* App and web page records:
*** Begin section ***

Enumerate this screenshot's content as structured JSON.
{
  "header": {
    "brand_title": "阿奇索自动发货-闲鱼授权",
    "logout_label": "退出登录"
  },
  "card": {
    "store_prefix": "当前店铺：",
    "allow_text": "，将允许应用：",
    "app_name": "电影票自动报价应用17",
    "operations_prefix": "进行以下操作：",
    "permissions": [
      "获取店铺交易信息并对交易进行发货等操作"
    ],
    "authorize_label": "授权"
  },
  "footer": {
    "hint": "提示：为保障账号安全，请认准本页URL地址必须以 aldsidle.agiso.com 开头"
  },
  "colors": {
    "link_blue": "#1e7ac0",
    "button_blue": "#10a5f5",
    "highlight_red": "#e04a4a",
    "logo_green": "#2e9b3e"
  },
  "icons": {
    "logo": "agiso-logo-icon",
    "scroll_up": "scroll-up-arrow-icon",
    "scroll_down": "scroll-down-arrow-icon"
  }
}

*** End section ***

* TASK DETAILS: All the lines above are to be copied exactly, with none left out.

* ANSWER TO THIS EXERCISE:
Enumerate this screenshot's content as structured JSON.
{
  "header": {
    "brand_title": "阿奇索自动发货-闲鱼授权",
    "logout_label": "退出登录"
  },
  "card": {
    "store_prefix": "当前店铺：",
    "allow_text": "，将允许应用：",
    "app_name": "电影票自动报价应用17",
    "operations_prefix": "进行以下操作：",
    "permissions": [
      "获取店铺交易信息并对交易进行发货等操作"
    ],
    "authorize_label": "授权"
  },
  "footer": {
    "hint": "提示：为保障账号安全，请认准本页URL地址必须以 aldsidle.agiso.com 开头"
  },
  "colors": {
    "link_blue": "#1e7ac0",
    "button_blue": "#10a5f5",
    "highlight_red": "#e04a4a",
    "logo_green": "#2e9b3e"
  },
  "icons": {
    "logo": "agiso-logo-icon",
    "scroll_up": "scroll-up-arrow-icon",
    "scroll_down": "scroll-down-arrow-icon"
  }
}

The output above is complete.